Each IGA Conference typically spans the course of a number of days, with delegates staying in and around the host city to get involved with scheduled academic activity across the duration. This also applied to Manchester. Wednesday featured a number of academic panels and presentations, many drawing on the fact that Mary Shelley’s Frankenstein – a novel often seen as a significant source of Gothic inspiration – turns 200 in 2018.

Panels included the likes of ‘Frankenstein’s European Sources’ chaired by Dale Townsend, ‘Rethinking the Early Gothic’ chaired by Holly Hirst and even increasingly innovative and unusual options like ‘Gothic Dolls’ with Sandra Mills as chair and ‘Digital ‘Ghosts’’ chaired by Xavier Aldana Reyes.

Each panel was set to consist of three twenty-minute presentations, allowing delegates to deliver research with a themed connection, along with the opportunity for fellow delegate questions – thus creating a lively knowledge exchange.

Across the conference from Wednesday to Friday, there were over 80 different presentation topics, with just some examples of research including ‘Vampire-Werewolf Hybrids in Post-Millennial Gothic Fiction and Film’ by Carys Crossen from the city’s own University of Manchester and ‘EcoGothic and The Globalised Garden: Jamaica Kincaid’s Tropical Gothic’ from Eleanor Byrne of Manchester Metropolitan University.

From the early to the contemporary Gothic, classical to tropical, Scottish to Canadian – this was a conference opening up discussion of the genre in increasingly innovative ways. Another key aspect of engagement was the number of unique events with a Gothic theme taking place around the city, highlighting why Manchester’s Gothic heritage is deserving of recognition.

A key opening event of The Gothic Manchester Festival 2018 – which was similarly running with theme of ‘Gothic Hybridities’ - was ‘Scoring Fear: An Evening of Classical Music and Gothic Horror Film Scores’ from the BBC Philharmonic at Stoller Hall, with a number of IGA Delegates in attendance. The concert was also recorded for BBC Radio 3, and attendees enjoyed a range of drinks and canapes, before the event was presented by Dr Matthew Sweet, with Dr Matthew Foley of Manchester Metropolitan University ‘in conversation’ with him during the performance.

Other events popular with IGA delegates during the course of the conference included a Live Action Role Play event and ‘Migrations: A Special Exhibition from Miskatonic University’ based in Manchester Metropolitan University’s Special Collections.

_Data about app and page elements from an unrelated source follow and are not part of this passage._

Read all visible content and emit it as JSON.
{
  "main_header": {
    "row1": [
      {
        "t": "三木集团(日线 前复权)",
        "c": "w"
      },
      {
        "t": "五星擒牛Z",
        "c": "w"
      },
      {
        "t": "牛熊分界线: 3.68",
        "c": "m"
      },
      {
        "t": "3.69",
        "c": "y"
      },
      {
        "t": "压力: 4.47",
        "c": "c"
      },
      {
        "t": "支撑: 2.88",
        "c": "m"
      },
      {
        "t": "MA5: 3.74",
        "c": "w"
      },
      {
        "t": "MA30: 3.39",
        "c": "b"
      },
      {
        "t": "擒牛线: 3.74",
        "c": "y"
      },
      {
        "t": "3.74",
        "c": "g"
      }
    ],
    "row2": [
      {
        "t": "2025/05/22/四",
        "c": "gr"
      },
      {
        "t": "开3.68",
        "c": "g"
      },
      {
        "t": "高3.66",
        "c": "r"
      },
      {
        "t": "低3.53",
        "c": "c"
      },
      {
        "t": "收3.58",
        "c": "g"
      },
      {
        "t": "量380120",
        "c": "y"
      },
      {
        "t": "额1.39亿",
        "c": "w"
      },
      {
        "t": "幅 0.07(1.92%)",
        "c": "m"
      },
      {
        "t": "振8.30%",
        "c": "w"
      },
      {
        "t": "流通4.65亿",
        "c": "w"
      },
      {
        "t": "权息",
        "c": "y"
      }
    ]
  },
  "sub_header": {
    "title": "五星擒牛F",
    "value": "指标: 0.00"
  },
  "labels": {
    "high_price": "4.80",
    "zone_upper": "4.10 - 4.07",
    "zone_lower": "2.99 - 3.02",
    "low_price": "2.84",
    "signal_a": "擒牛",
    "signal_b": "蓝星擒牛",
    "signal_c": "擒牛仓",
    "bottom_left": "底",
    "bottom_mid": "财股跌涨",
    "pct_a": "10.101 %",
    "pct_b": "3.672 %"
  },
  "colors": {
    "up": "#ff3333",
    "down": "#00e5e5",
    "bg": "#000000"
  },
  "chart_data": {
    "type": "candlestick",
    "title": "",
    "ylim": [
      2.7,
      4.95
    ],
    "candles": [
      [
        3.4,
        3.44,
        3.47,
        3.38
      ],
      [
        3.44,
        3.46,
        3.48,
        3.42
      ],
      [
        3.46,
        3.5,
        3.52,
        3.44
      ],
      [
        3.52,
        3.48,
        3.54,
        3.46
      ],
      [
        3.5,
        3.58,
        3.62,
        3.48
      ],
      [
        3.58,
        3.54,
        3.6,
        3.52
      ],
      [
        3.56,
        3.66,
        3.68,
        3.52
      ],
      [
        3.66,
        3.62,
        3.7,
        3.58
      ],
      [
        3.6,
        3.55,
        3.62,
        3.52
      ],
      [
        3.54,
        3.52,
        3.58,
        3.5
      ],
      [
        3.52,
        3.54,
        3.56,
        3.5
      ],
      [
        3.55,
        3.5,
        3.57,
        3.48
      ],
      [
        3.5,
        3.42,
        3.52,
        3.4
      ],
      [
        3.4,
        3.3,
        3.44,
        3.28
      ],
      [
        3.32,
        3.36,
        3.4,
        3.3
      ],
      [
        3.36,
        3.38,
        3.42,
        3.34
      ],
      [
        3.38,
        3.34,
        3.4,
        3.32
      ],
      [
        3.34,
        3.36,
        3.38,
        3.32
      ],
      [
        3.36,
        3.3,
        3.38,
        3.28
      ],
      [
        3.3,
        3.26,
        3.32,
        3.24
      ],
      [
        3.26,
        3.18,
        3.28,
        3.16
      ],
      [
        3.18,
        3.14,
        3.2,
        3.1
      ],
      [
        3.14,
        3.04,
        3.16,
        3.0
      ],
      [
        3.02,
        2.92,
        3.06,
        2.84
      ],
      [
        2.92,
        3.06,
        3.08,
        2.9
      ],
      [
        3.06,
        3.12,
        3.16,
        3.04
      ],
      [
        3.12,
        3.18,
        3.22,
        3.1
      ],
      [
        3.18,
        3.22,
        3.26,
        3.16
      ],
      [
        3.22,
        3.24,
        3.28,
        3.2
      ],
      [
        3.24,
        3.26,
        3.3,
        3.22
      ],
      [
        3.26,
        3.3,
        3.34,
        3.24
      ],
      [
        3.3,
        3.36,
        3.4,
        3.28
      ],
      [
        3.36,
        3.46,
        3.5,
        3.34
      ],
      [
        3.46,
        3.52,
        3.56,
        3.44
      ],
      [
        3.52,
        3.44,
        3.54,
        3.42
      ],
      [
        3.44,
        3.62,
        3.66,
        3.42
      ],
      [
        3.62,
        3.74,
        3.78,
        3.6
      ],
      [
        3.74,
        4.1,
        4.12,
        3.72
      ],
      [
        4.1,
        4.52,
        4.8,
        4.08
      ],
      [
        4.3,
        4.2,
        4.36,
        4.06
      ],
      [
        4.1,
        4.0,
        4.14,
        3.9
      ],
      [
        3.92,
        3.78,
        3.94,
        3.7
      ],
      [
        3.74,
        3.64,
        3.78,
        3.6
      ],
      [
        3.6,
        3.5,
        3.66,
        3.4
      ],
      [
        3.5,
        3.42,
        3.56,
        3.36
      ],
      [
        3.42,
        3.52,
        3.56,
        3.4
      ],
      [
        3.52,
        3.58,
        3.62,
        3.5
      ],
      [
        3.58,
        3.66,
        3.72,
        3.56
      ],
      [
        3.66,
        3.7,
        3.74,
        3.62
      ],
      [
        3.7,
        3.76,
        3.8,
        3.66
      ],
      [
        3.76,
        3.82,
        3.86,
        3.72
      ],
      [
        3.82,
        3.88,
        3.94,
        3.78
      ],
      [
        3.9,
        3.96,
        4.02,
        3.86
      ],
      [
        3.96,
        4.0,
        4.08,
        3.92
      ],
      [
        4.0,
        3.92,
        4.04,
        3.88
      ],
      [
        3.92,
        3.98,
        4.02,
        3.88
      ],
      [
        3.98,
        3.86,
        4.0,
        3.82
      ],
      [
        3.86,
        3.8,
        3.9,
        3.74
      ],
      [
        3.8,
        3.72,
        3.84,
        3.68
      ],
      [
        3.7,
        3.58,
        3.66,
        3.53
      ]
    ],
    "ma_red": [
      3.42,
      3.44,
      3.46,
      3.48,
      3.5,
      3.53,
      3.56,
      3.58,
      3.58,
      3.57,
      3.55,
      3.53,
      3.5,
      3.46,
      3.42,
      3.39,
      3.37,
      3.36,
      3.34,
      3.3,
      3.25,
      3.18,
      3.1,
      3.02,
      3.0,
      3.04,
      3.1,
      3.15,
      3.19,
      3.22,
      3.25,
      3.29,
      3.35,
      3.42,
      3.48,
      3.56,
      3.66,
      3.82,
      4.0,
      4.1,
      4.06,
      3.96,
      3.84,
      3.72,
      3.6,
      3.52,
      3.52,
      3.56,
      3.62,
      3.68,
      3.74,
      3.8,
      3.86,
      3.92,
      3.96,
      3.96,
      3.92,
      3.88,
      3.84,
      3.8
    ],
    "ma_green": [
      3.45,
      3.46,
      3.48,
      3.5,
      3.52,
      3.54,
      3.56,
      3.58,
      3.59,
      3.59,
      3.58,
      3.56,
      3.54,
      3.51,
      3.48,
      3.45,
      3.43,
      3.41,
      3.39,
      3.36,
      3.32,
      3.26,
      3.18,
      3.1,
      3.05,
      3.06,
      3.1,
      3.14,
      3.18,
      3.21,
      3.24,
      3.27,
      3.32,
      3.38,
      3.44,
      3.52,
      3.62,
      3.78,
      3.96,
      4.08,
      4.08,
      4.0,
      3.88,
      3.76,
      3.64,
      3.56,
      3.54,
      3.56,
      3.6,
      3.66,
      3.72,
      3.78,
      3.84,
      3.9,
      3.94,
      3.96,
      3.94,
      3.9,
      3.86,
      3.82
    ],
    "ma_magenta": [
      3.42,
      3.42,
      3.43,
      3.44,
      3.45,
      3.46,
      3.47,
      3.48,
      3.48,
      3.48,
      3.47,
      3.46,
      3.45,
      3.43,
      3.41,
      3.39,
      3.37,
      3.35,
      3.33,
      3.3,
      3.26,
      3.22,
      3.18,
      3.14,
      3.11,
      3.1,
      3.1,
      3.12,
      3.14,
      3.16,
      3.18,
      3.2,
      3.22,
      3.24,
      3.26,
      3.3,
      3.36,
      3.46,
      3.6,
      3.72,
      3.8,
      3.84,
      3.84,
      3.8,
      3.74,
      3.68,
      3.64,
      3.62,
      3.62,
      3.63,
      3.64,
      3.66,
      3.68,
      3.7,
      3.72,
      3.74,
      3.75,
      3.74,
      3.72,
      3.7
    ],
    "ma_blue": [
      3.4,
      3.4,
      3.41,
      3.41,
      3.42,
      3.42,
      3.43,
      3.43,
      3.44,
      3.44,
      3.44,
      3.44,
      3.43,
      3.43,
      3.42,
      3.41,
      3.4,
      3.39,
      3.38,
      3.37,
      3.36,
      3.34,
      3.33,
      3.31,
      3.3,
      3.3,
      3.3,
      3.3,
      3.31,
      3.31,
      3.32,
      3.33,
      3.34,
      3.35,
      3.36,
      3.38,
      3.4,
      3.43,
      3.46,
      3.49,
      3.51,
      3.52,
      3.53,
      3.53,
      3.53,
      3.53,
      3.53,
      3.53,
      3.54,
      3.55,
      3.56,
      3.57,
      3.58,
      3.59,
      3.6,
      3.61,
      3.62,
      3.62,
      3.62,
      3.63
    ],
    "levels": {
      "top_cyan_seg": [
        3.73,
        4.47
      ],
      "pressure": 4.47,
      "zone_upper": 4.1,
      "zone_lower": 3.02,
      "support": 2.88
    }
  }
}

One of the most visually striking events was the revelation of an impressive Frankenstein cake from Conjurer’s Kitchen, part of the ‘In Search of Mary Shelley: The Girl Who Wrote Frankenstein’ event. This is the title of a book by Fiona Sampson, who read from her work at the event and also celebrated Mary Shelley’s ‘Frankenstein’ turning 200 years old.

The Conference was celebrated and closed with an IGA Annual General Meeting in the afternoon of Friday 3rd August, followed by an exclusive conference dinner at the Hilton Hotel on Deansgate, where diners were accompanied by the music of the Manchester String Quartet.

Delegates were also encouraged to get involved with the range of ongoing festival activities including ‘GOTHIKA: A Gothic Vogue and Drag Extravaganza Club Night’ at The Great Northern Warehouse on the evening of Friday 3rd. Some attendees also stayed on for the weekend events which included a Frankenweenie Black and White Party, a ‘Twisted Tales of Hybridity’ author event and a Gothic Manchester Walking Tour with Anne Beswick on Saturday.

The next IGA Conference is due to be held the U.S. near Chicago, though considering the scale of events and arrangements made for the 2018 edition in Manchester, it is evident that this is a city that makes an impression.

- By Emily Oldfield

Photo credit with thanks to Alannis Barnes